Material for this exercise section start
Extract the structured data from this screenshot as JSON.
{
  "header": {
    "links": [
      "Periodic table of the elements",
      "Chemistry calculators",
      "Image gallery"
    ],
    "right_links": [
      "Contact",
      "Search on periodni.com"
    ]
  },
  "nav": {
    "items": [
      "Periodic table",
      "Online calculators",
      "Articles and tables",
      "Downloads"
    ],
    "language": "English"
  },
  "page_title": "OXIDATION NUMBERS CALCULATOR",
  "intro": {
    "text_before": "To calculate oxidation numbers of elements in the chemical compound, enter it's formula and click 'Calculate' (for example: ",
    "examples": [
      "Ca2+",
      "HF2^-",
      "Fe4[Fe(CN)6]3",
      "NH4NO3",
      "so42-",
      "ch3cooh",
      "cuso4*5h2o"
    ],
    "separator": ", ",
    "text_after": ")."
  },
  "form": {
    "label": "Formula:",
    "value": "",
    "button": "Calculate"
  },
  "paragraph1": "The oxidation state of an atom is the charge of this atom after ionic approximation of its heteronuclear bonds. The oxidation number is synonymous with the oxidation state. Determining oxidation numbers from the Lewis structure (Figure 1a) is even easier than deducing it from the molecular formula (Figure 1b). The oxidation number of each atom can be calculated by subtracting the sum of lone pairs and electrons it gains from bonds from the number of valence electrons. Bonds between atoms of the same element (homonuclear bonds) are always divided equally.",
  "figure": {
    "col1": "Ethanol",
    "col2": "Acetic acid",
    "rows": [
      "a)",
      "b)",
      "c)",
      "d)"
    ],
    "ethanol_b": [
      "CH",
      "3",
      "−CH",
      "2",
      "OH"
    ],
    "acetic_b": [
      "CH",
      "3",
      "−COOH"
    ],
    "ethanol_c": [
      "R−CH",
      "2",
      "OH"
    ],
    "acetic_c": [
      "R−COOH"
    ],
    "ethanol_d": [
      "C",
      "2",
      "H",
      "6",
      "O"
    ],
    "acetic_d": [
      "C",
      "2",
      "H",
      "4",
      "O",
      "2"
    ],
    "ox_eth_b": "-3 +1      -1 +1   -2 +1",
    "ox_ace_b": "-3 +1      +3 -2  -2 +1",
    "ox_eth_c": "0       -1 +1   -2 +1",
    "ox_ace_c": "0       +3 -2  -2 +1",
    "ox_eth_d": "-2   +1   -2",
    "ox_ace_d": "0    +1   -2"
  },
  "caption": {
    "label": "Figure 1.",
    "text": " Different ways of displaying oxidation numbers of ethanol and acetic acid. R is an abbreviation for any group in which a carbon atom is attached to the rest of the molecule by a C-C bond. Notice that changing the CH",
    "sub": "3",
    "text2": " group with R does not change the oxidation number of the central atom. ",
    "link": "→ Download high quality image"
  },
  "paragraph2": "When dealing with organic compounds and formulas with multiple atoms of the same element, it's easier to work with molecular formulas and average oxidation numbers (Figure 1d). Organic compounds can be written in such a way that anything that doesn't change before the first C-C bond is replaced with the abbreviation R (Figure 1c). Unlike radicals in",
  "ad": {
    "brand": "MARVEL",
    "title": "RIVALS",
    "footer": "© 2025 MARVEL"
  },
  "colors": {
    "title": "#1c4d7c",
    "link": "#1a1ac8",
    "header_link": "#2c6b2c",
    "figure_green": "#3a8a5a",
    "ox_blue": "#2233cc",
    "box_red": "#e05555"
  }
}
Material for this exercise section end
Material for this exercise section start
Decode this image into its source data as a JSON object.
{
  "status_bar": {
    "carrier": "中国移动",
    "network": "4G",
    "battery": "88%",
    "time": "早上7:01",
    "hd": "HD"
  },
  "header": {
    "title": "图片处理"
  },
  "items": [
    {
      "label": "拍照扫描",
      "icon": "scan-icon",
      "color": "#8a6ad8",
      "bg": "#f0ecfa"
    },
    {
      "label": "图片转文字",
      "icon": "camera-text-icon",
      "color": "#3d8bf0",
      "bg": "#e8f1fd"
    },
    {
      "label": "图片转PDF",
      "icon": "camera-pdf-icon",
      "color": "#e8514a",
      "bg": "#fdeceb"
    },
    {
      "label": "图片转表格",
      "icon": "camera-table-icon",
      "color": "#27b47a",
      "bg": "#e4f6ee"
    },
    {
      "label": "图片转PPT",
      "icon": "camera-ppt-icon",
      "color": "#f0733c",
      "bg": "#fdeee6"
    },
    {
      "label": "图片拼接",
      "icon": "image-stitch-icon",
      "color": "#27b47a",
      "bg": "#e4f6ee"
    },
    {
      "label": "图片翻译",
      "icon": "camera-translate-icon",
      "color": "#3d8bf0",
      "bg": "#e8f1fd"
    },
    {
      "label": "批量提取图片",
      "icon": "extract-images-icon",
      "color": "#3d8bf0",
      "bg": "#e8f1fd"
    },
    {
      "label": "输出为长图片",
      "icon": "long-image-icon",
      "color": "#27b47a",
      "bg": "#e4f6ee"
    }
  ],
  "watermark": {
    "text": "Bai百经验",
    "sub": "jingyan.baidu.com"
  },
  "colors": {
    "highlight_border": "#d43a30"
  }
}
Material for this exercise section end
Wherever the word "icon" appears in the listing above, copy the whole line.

* Answer section *
      "icon": "scan-icon",
      "icon": "camera-text-icon",
      "icon": "camera-pdf-icon",
      "icon": "camera-table-icon",
      "icon": "camera-ppt-icon",
      "icon": "image-stitch-icon",
      "icon": "camera-translate-icon",
      "icon": "extract-images-icon",
      "icon": "long-image-icon",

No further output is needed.